Requirement: With the pictures left out, restate every entry word for word.
[[ Supplied material, beginning ]]
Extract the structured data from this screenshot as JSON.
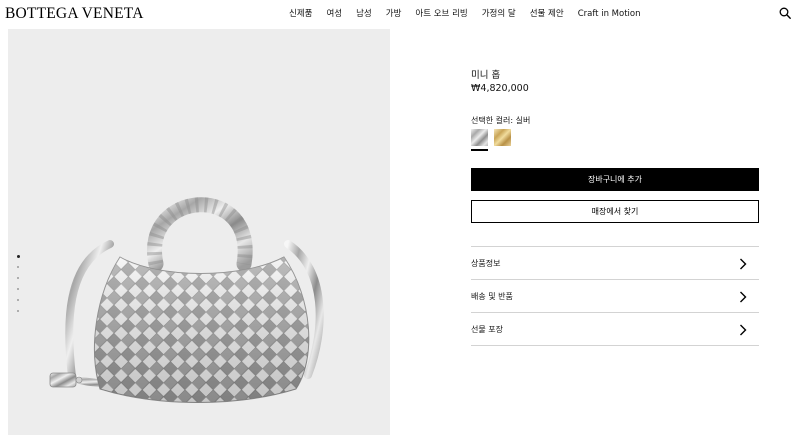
{
  "header": {
    "logo": "BOTTEGA VENETA",
    "nav": [
      {
        "label": "신제품"
      },
      {
        "label": "여성"
      },
      {
        "label": "남성"
      },
      {
        "label": "가방"
      },
      {
        "label": "아트 오브 리빙"
      },
      {
        "label": "가정의 달"
      },
      {
        "label": "선물 제안"
      },
      {
        "label": "Craft in Motion"
      }
    ],
    "search_icon": "search-icon"
  },
  "gallery": {
    "image": "silver-woven-mini-hop-bag",
    "image_count": 6,
    "active_index": 0
  },
  "product": {
    "name": "미니 홉",
    "price": "₩4,820,000",
    "color_label": "선택한 컬러: 실버",
    "swatches": [
      {
        "name": "silver",
        "color": "#c4c4c4",
        "selected": true
      },
      {
        "name": "gold",
        "color": "#d4b26a",
        "selected": false
      }
    ],
    "add_to_cart": "장바구니에 추가",
    "find_in_store": "매장에서 찾기",
    "accordion": [
      {
        "label": "상품정보",
        "icon": "chevron-right-icon"
      },
      {
        "label": "배송 및 반품",
        "icon": "chevron-right-icon"
      },
      {
        "label": "선물 포장",
        "icon": "chevron-right-icon"
      }
    ]
  }
}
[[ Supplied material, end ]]
Solution to this exercise:
Extract the structured data from this screenshot as JSON.
{
  "header": {
    "logo": "BOTTEGA VENETA",
    "nav": [
      {
        "label": "신제품"
      },
      {
        "label": "여성"
      },
      {
        "label": "남성"
      },
      {
        "label": "가방"
      },
      {
        "label": "아트 오브 리빙"
      },
      {
        "label": "가정의 달"
      },
      {
        "label": "선물 제안"
      },
      {
        "label": "Craft in Motion"
      }
    ],
    "search_icon": "search-icon"
  },
  "gallery": {
    "image": "silver-woven-mini-hop-bag",
    "image_count": 6,
    "active_index": 0
  },
  "product": {
    "name": "미니 홉",
    "price": "₩4,820,000",
    "color_label": "선택한 컬러: 실버",
    "swatches": [
      {
        "name": "silver",
        "color": "#c4c4c4",
        "selected": true
      },
      {
        "name": "gold",
        "color": "#d4b26a",
        "selected": false
      }
    ],
    "add_to_cart": "장바구니에 추가",
    "find_in_store": "매장에서 찾기",
    "accordion": [
      {
        "label": "상품정보",
        "icon": "chevron-right-icon"
      },
      {
        "label": "배송 및 반품",
        "icon": "chevron-right-icon"
      },
      {
        "label": "선물 포장",
        "icon": "chevron-right-icon"
      }
    ]
  }
}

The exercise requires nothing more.